Segment Open

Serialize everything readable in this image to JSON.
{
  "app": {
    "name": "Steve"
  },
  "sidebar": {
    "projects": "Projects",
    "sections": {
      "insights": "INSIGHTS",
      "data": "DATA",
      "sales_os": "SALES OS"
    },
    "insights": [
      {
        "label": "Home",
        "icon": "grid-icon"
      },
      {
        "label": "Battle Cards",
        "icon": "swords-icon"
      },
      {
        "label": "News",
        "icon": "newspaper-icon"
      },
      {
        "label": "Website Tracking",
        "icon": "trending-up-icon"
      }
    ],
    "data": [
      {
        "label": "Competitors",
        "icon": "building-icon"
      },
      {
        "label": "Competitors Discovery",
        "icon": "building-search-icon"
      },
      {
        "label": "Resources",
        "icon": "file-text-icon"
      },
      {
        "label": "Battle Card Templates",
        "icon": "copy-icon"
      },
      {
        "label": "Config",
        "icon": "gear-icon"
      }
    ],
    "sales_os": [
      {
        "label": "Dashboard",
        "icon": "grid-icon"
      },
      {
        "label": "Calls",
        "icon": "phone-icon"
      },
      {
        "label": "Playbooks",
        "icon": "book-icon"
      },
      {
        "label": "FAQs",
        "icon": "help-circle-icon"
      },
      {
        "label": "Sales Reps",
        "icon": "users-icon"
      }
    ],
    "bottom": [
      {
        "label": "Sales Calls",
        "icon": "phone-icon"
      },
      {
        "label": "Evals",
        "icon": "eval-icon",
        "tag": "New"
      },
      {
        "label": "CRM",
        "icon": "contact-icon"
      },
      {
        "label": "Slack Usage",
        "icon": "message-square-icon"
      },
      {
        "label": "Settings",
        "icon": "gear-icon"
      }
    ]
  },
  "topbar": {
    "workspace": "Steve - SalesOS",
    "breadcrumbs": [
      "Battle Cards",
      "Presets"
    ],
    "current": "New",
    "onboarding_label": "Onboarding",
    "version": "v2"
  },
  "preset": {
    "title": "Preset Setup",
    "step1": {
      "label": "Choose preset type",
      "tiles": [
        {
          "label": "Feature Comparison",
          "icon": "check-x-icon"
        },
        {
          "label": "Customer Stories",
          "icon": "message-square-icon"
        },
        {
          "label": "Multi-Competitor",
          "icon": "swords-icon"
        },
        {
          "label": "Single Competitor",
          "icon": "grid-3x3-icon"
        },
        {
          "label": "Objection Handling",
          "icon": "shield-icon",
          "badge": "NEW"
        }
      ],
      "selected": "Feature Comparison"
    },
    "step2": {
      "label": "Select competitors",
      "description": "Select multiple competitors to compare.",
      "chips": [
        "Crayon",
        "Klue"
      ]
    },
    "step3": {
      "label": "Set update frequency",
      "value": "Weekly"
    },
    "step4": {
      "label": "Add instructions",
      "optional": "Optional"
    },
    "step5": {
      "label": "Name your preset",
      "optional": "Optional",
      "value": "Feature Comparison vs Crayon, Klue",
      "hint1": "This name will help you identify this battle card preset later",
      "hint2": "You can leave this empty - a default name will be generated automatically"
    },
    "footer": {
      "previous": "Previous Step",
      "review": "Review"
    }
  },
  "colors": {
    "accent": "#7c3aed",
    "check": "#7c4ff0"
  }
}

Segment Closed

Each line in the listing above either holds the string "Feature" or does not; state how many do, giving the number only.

3